Event China is ‘not frightened to fight a war with the US’, according to the Guardian today. The comments – in a state-run Chinese newspaper – came twenty-four hours after the US deployed a warship into a contested region of the South China Sea.
The territorial contest is interesting in light of a panel that I attended on New Wars, New Technology at the Battle of Ideas earlier this month. The session was blurbed as being about drones, but – for me – the most interesting idea was the prospect of war between the US and China or Russia. A so-called Great Power Conflict.
Five years ago the idea of the US fighting China wasn’t taken seriously, according to Professor Christopher Coker, author of Future War. We believed that nuclear weapons made Great Power Conflict impossible. Now people believe that it’s possible to fight a large-scale war without hitting the nuke button – at least in the early days. In the technothriller Ghost Fleet, for example, World War III rages for 55 days without going nuclear.
During those 55 days, a key battlefield would be in cyberspace. In a recent Pentagon wargame, according to Coker, US military systems were infected by many Chinese viruses that they had to launch their aircraft manually.

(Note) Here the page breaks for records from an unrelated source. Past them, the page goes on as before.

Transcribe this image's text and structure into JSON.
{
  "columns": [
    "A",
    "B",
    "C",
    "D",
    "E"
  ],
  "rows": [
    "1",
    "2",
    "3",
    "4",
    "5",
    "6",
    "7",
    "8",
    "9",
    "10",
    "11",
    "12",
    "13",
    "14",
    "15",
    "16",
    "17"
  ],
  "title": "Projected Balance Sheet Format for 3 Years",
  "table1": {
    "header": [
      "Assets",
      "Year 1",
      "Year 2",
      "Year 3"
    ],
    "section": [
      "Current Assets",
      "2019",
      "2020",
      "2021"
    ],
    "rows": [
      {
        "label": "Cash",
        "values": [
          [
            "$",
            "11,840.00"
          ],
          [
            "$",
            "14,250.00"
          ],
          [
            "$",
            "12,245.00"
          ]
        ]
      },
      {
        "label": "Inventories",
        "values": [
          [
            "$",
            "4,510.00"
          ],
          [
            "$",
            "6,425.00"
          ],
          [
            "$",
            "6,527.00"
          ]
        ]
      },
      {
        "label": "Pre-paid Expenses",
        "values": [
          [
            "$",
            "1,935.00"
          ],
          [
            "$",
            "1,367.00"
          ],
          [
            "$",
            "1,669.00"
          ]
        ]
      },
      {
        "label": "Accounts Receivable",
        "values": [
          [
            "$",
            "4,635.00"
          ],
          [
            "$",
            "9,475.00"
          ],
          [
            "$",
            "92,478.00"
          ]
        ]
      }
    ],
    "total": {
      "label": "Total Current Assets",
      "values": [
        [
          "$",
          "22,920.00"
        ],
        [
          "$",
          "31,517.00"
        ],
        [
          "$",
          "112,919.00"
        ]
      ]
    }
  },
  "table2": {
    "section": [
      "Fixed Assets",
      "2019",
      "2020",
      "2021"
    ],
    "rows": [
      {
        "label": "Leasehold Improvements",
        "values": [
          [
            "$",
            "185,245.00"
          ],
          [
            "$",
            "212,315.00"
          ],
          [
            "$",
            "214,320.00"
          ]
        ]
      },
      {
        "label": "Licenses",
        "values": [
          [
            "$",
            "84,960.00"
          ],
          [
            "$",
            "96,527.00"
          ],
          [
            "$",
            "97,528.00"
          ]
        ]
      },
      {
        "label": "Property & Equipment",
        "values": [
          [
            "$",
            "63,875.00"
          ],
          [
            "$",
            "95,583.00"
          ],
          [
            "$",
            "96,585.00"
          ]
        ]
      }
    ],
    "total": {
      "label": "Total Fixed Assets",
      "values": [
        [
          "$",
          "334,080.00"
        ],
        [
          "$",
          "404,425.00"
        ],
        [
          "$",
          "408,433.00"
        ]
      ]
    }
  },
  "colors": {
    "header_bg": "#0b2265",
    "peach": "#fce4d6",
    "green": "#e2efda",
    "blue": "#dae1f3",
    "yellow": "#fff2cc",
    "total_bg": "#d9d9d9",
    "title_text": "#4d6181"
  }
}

The US might also have railguns, an electrically-powered weapon that can fire metal slugs at seven times the speed of sound with a range of 100 miles, and without needing explosives. Such a weapon could transform warfare with its deadliness, range and cost to manufacture.
According to Justin Bronk, a Military Science research analyst from RUSI, the technology is fully understood, but – at the moment – we don’t have the material science to build the rail and barrel. He estimates they might be in combat testing within ten years.
But what if a future war did go nuclear? According to Bronk, creating a nuclear-free world isn’t an option. And here he referred to Labour leader Jeremy Corbyn, and his opposition to Britain’s nuclear deterrent. An advanced superpower could rearm in three to four years – even if they killed their nuclear scientists and eliminated their knowledge of weapons – and they’d have an incentive to blow up their enemy’s universities. The world would not be a safer place.
The rest of the session was about smaller wars and the ethics of drone warfare. According to Coker, 76 countries in the world today are planning to get drone technology. Worldwide defense spending on aerial drones is predicted to rise to $14 billion by 2024.
Yet drones don’t need to be big or expensive. A terrorist can buy a drone off the shelf for $400, according to Coker. And – in eastern Ukraine – troops fighting Russian separatists have been equipped with 3D-printed plastic surveillance drones.
High-tech armed drones, according to Chris Woods, author of Sudden Justice: America’s Secret Drone Wars, have revolutionised warfare. They provide real-time analysis of the battlefield. They also allow politicians to create a fantasy where drone airstrikes only kill bad guys, never civilians, and war is consequence-free.
Today’s drones are remotely piloted by – as Coker put it – ‘cubicle warriors’. And there’s been controversy in the US over whether they should receive medals for valor and to what degree they can experience mental health problems – like soldiers on the battlefield.
Remotely-piloted drones, explained Bronk, rely on a satellite datalink that is vulnerable to disruption, especially when their radar X-section goes up as the bomb bay doors open. Future armed drones, such as the X-47, can fly and land themselves, and decide when to strike.
In a great power war, China would give them autonomy and – ethical issues or not – the US would be forced to lose… or follow suit.